CLOVER -- Blame the drought for another water problem.
This time, it's costing Clover thousands of dollars in fines and fees for a consultant to suggest remedies.
Town officials believe dry conditions are responsible for unusually high levels of ammonia in the town's wastewater. The levels exceed the limits placed on Clover by its water supplier, the city of Gastonia, N.C.
Clover has paid about $35,000 in fines to Gastonia for exceeding the limits over the past 18 months. The money came from the town's water and sewage fund, not from the general budget.
The ammonia exceeds limits only in the town's wastewater. Drinking water supplies are not in danger, and town officials insist there is no health risk to water customers.
Town Administrator Allison Harvey said the ammonia levels in the wastewater are monitored because the chemical must be removed when the wastewater is treated. Gastonia considers Clover an industrial customer and charges the town for the water it consumes and returns for treatment.
"The water is measured every month and in every other area we're in good shape. But for the past 18 months, we have not been able to meet the ammonia standard," Harvey said. "It's a problem."
Harvey said public works officials in Clover and Gastonia have investigated several causes. After determining the ammonia wasn't intentionally injected into the system from an outside source, officials adjusted the lift station and blowers that pump wastewater from Clover to Gastonia. But the high levels remained.
By eliminating other potential causes, Harvey said town engineers determined drought conditions are responsible. The concentration of ammonia is higher than normal because water users have curtailed their water use, resulting in fewer gallons entering the sewage system, officials contend. Exacerbating the problem is that little rainwater has infiltrated the sewage system during the drought. Rainwater usually dilutes the wastewater, officials say, reducing ammonia levels.
Public works officials also believe the water stagnates along its 10-mile journey to Gastonia because of the lower volume.
"There may not be more ammonia going in," Harvey said. "But its concentration is higher."
The town hired Joseph McGougan, an engineer from Conway, to examine the problem, determine a definite cause and suggest solutions.
"We tried to exhaust everything before going to the consultant," Harvey said. "But now it has gotten to the point that we need to get to the bottom of this and stop paying fines."
McGougan said he doesn't discuss his work until he shares results with town officials. At that time, the report will be released to the public.

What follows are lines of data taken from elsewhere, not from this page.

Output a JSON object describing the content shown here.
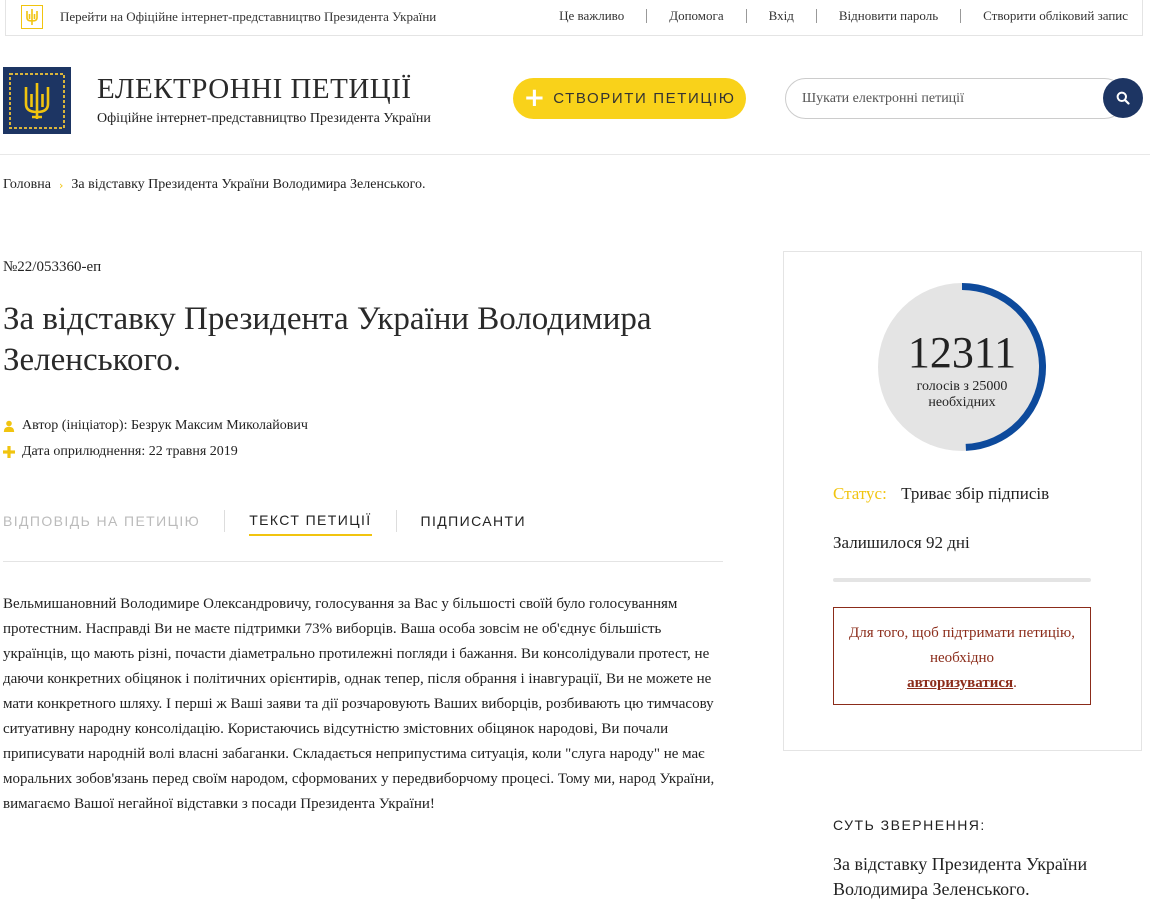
{
  "topbar": {
    "official_link": "Перейти на Офіційне інтернет-представництво Президента України",
    "nav": [
      "Це важливо",
      "Допомога",
      "Вхід",
      "Відновити пароль",
      "Створити обліковий запис"
    ]
  },
  "header": {
    "title": "ЕЛЕКТРОННІ ПЕТИЦІЇ",
    "subtitle": "Офіційне інтернет-представництво Президента України",
    "create_button": "СТВОРИТИ ПЕТИЦІЮ",
    "search_placeholder": "Шукати електронні петиції"
  },
  "breadcrumb": {
    "home": "Головна",
    "current": "За відставку Президента України Володимира Зеленського."
  },
  "petition": {
    "number": "№22/053360-еп",
    "title": "За відставку Президента України Володимира Зеленського.",
    "author_label": "Автор (ініціатор): Безрук Максим Миколайович",
    "date_label": "Дата оприлюднення: 22 травня 2019",
    "tabs": [
      "ВІДПОВІДЬ НА ПЕТИЦІЮ",
      "ТЕКСТ ПЕТИЦІЇ",
      "ПІДПИСАНТИ"
    ],
    "body": "Вельмишановний Володимире Олександровичу, голосування за Вас у більшості своїй було голосуванням протестним. Насправді Ви не маєте підтримки 73% виборців. Ваша особа зовсім не об'єднує більшість українців, що мають різні, почасти діаметрально протилежні погляди і бажання. Ви консолідували протест, не даючи конкретних обіцянок і політичних орієнтирів, однак тепер, після обрання і інавгурації, Ви не можете не мати конкретного шляху. І перші ж Ваші заяви та дії розчаровують Ваших виборців, розбивають цю тимчасову ситуативну народну консолідацію. Користаючись відсутністю змістовних обіцянок народові, Ви почали приписувати народній волі власні забаганки. Складається неприпустима ситуація, коли \"слуга народу\" не має моральних зобов'язань перед своїм народом, сформованих у передвиборчому процесі. Тому ми, народ України, вимагаємо Вашої негайної відставки з посади Президента України!"
  },
  "votes": {
    "count": "12311",
    "caption": "голосів з 25000 необхідних",
    "collected": 12311,
    "required": 25000
  },
  "status": {
    "label": "Статус:",
    "value": "Триває збір підписів",
    "remaining": "Залишилося 92 дні"
  },
  "auth_notice": {
    "text_before": "Для того, щоб підтримати петицію, необхідно",
    "link": "авторизуватися",
    "text_after": "."
  },
  "essence": {
    "label": "СУТЬ ЗВЕРНЕННЯ:",
    "text": "За відставку Президента України Володимира Зеленського."
  },
  "colors": {
    "accent_yellow": "#f9d21a",
    "navy": "#1d3563",
    "progress_blue": "#0d4a9c",
    "alert_red": "#8b2c1a"
  }
}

"We're working on it," McGougan said. "We've collected a lot of data and analysis, and we're preparing our findings."
He hopes to share the report within the next week.
Until then, Harvey offers her last solution: "Pray for rain."